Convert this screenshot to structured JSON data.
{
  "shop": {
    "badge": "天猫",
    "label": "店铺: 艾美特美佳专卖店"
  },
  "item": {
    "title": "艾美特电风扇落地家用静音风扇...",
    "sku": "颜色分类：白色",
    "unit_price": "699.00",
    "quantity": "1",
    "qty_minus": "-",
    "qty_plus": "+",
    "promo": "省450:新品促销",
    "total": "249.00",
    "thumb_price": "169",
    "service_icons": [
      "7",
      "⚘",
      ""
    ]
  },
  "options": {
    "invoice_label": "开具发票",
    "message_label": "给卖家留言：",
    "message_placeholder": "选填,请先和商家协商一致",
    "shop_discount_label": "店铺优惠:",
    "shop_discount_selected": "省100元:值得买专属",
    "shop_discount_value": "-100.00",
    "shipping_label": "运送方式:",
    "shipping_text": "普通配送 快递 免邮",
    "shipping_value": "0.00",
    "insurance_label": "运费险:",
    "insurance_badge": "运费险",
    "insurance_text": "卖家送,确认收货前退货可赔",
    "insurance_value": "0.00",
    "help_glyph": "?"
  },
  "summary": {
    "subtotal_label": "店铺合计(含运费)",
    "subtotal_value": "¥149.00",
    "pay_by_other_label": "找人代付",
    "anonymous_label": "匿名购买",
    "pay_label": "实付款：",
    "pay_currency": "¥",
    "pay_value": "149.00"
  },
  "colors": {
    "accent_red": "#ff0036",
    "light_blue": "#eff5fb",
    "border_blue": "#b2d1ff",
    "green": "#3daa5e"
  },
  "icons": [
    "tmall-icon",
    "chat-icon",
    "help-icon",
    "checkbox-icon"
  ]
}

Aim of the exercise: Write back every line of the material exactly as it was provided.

Solution:
Convert this screenshot to structured JSON data.
{
  "shop": {
    "badge": "天猫",
    "label": "店铺: 艾美特美佳专卖店"
  },
  "item": {
    "title": "艾美特电风扇落地家用静音风扇...",
    "sku": "颜色分类：白色",
    "unit_price": "699.00",
    "quantity": "1",
    "qty_minus": "-",
    "qty_plus": "+",
    "promo": "省450:新品促销",
    "total": "249.00",
    "thumb_price": "169",
    "service_icons": [
      "7",
      "⚘",
      ""
    ]
  },
  "options": {
    "invoice_label": "开具发票",
    "message_label": "给卖家留言：",
    "message_placeholder": "选填,请先和商家协商一致",
    "shop_discount_label": "店铺优惠:",
    "shop_discount_selected": "省100元:值得买专属",
    "shop_discount_value": "-100.00",
    "shipping_label": "运送方式:",
    "shipping_text": "普通配送 快递 免邮",
    "shipping_value": "0.00",
    "insurance_label": "运费险:",
    "insurance_badge": "运费险",
    "insurance_text": "卖家送,确认收货前退货可赔",
    "insurance_value": "0.00",
    "help_glyph": "?"
  },
  "summary": {
    "subtotal_label": "店铺合计(含运费)",
    "subtotal_value": "¥149.00",
    "pay_by_other_label": "找人代付",
    "anonymous_label": "匿名购买",
    "pay_label": "实付款：",
    "pay_currency": "¥",
    "pay_value": "149.00"
  },
  "colors": {
    "accent_red": "#ff0036",
    "light_blue": "#eff5fb",
    "border_blue": "#b2d1ff",
    "green": "#3daa5e"
  },
  "icons": [
    "tmall-icon",
    "chat-icon",
    "help-icon",
    "checkbox-icon"
  ]
}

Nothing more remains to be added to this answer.